In many situations, we act non-rationally some of the time. Evolutionary biology explains why our limbic system overrides rational calculation when we are under stress – flight or fight reflexes had survival value on the African plains.
We now know that we “hyperbolically discount” (we are hard-wired to act on the bird-in-hand principle), that we are overconfident and that we are very, very bad at estimating probabilities.
These biases in our thinking and behaviour are not irrational (the product of prejudice or mental degeneration) – they are non-rational, determined by factors that may still have survival value and are an essential component of being human. But they trip most people up badly when it comes to financial decisions, especially with complex products.
Recognising this, what is the correct response of financial regulators?
Regulators have got it half-right. The RDR proposals create independent advisers who are responsible solely to the client, like accountants, lawyers and doctors. This model, where it is the advice process that is regulated, is the appropriate one for any professional service.
Process-based regulation aims at defining processes that have good outcomes. But the FSA is wrong to apply this model to the retail marketplace.
In this consumer market, the correct principle is not to prescribe good outcomes but to limit harm – the same principle used in food and drug regulation and consumer products generally. And this requires the outlawing of harmful products or product features.
Behavioural finance tells us that what consumers need are simple products. This does not necessarily mean simple to construct, but products for which a narrow range of outcomes is predictable and which can be simply explained. These products will not arise through unfettered competition. They can only be regulated into existence.

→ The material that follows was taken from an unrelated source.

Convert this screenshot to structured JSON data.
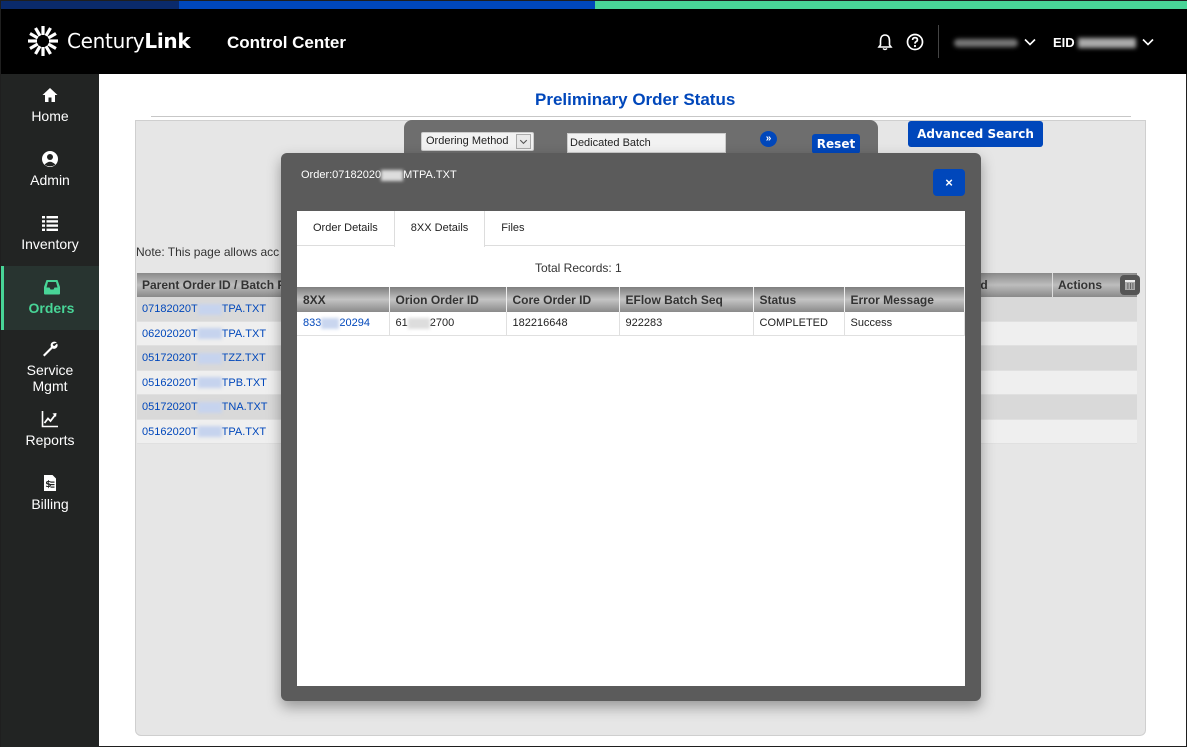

The regulators are edging towards this with the discovery that if they want simplified advice, it has to come with simplified products sold using decision trees. They need to go further and limit retail sales (anything other than independent advice) to these simplified products.

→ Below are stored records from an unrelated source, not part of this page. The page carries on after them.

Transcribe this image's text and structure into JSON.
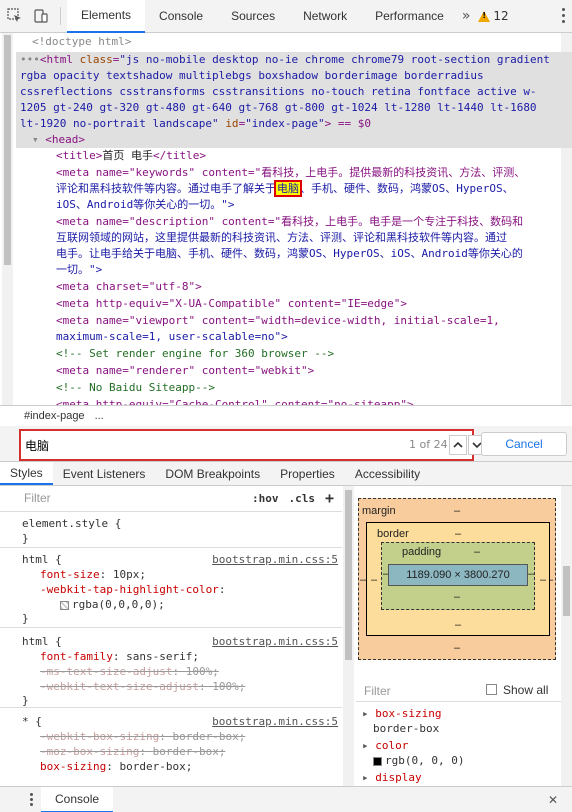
{
  "toolbar": {
    "tabs": [
      "Elements",
      "Console",
      "Sources",
      "Network",
      "Performance"
    ],
    "more": "»",
    "warnings": "12"
  },
  "tree": {
    "doctype": "<!doctype html>",
    "html_prefix": "<html ",
    "html_class_attr": "class",
    "html_class_l1": "\"js no-mobile desktop no-ie chrome chrome79 root-section gradient",
    "html_class_l2": "rgba opacity textshadow multiplebgs boxshadow borderimage borderradius",
    "html_class_l3": "cssreflections csstransforms csstransitions no-touch retina fontface active w-",
    "html_class_l4": "1205 gt-240 gt-320 gt-480 gt-640 gt-768 gt-800 gt-1024 lt-1280 lt-1440 lt-1680",
    "html_class_l5a": "lt-1920 no-portrait landscape\"",
    "html_id_attr": "id",
    "html_id_val": "\"index-page\"",
    "html_suffix": "> == $0",
    "head": "<head>",
    "title_open": "<title>",
    "title_text": "首页 电手",
    "title_close": "</title>",
    "meta_kw_l1a": "<meta name=\"keywords\" content=\"看科技，上电手。提供最新的科技资讯、方法、评测、",
    "meta_kw_l2a": "评论和黑科技软件等内容。通过电手了解关于",
    "meta_kw_hl": "电脑",
    "meta_kw_l2b": "、手机、硬件、数码，鸿蒙OS、HyperOS、",
    "meta_kw_l3": "iOS、Android等你关心的一切。\">",
    "meta_desc_l1": "<meta name=\"description\" content=\"看科技，上电手。电手是一个专注于科技、数码和",
    "meta_desc_l2": "互联网领域的网站，这里提供最新的科技资讯、方法、评测、评论和黑科技软件等内容。通过",
    "meta_desc_l3": "电手。让电手给关于电脑、手机、硬件、数码，鸿蒙OS、HyperOS、iOS、Android等你关心的",
    "meta_desc_l4": "一切。\">",
    "meta_charset": "<meta charset=\"utf-8\">",
    "meta_httpeq": "<meta http-equiv=\"X-UA-Compatible\" content=\"IE=edge\">",
    "meta_vp_l1": "<meta name=\"viewport\" content=\"width=device-width, initial-scale=1,",
    "meta_vp_l2": "maximum-scale=1, user-scalable=no\">",
    "comment1": "<!-- Set render engine for 360 browser -->",
    "meta_renderer": "<meta name=\"renderer\" content=\"webkit\">",
    "comment2": "<!-- No Baidu Siteapp-->",
    "meta_cache_partial": "<meta http-equiv=\"Cache-Control\" content=\"no-siteapp\">"
  },
  "breadcrumb": {
    "item": "#index-page",
    "more": "..."
  },
  "search": {
    "value": "电脑",
    "count": "1 of 24",
    "cancel": "Cancel"
  },
  "styles_tabs": [
    "Styles",
    "Event Listeners",
    "DOM Breakpoints",
    "Properties",
    "Accessibility"
  ],
  "styles": {
    "filter_placeholder": "Filter",
    "hov": ":hov",
    "cls": ".cls",
    "plus": "+",
    "element_style": "element.style {",
    "close": "}",
    "rules": [
      {
        "selector": "html {",
        "source": "bootstrap.min.css:5",
        "props": [
          {
            "name": "font-size",
            "value": "10px;",
            "strike": false
          },
          {
            "name": "-webkit-tap-highlight-color",
            "value": "",
            "strike": false
          },
          {
            "name": "",
            "value": "rgba(0,0,0,0);",
            "strike": false,
            "swatch": true
          }
        ]
      },
      {
        "selector": "html {",
        "source": "bootstrap.min.css:5",
        "props": [
          {
            "name": "font-family",
            "value": "sans-serif;",
            "strike": false
          },
          {
            "name": "-ms-text-size-adjust",
            "value": "100%;",
            "strike": true
          },
          {
            "name": "-webkit-text-size-adjust",
            "value": "100%;",
            "strike": true
          }
        ]
      },
      {
        "selector": "* {",
        "source": "bootstrap.min.css:5",
        "props": [
          {
            "name": "-webkit-box-sizing",
            "value": "border-box;",
            "strike": true
          },
          {
            "name": "-moz-box-sizing",
            "value": "border-box;",
            "strike": true
          },
          {
            "name": "box-sizing",
            "value": "border-box;",
            "strike": false
          }
        ]
      }
    ]
  },
  "boxmodel": {
    "margin": "margin",
    "border": "border",
    "padding": "padding",
    "dash": "–",
    "content": "1189.090 × 3800.270"
  },
  "computed": {
    "filter_placeholder": "Filter",
    "show_all": "Show all",
    "items": [
      {
        "name": "box-sizing",
        "value": "border-box"
      },
      {
        "name": "color",
        "value": "rgb(0, 0, 0)"
      },
      {
        "name": "display",
        "value": ""
      }
    ]
  },
  "drawer": {
    "tab": "Console"
  },
  "colors": {
    "accent": "#1a73e8",
    "highlight_outline": "#d32f2f",
    "warning": "#f2a600"
  }
}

How can we have a twotier market in which IFAs can recommend anything they like but banks and salespeople have only a narrow product range to sell?
You can find an example on every high street. It is a pharmacy. It sells only medicines that have a long history, whose side-effects are well known and for which following simple instructions can avoid harm. You can kill yourself with codeine and even aspirin but we assume you will read the leaflet and live. If you need statins or steroids, though, you consult a doctor.
Nobody complains that this two-tier market is unworkable, unfair or uncompetitive. Both makers of prescription drugs and over the counter medicines make healthy profits, so do pharmacists.
By regulating financial products for the mass market (the detailed regulation of product will necessarily be delegated to bodies dominated by practitioners), most of the process regulation in this sector can be removed, to cut the cost of regulation by upwards of £5bn a year (a cost ultimately paid by consumers).
The other reason for making a decisive switch to product regulation now is that we can be absolutely certain that under the present RDR regime, restricted-advice chains will devise ways of selling high-charge, complex products to far more people, creating consumer abuse on a much bigger scale than we have seen over the past decade.
This really is an oncoming train and if regulators do not stop it now they will be among those who get flattened. Either way, product regulation will happen, because it is the only effective way of limiting harm to consumers, just as it is with cars, drugs and food.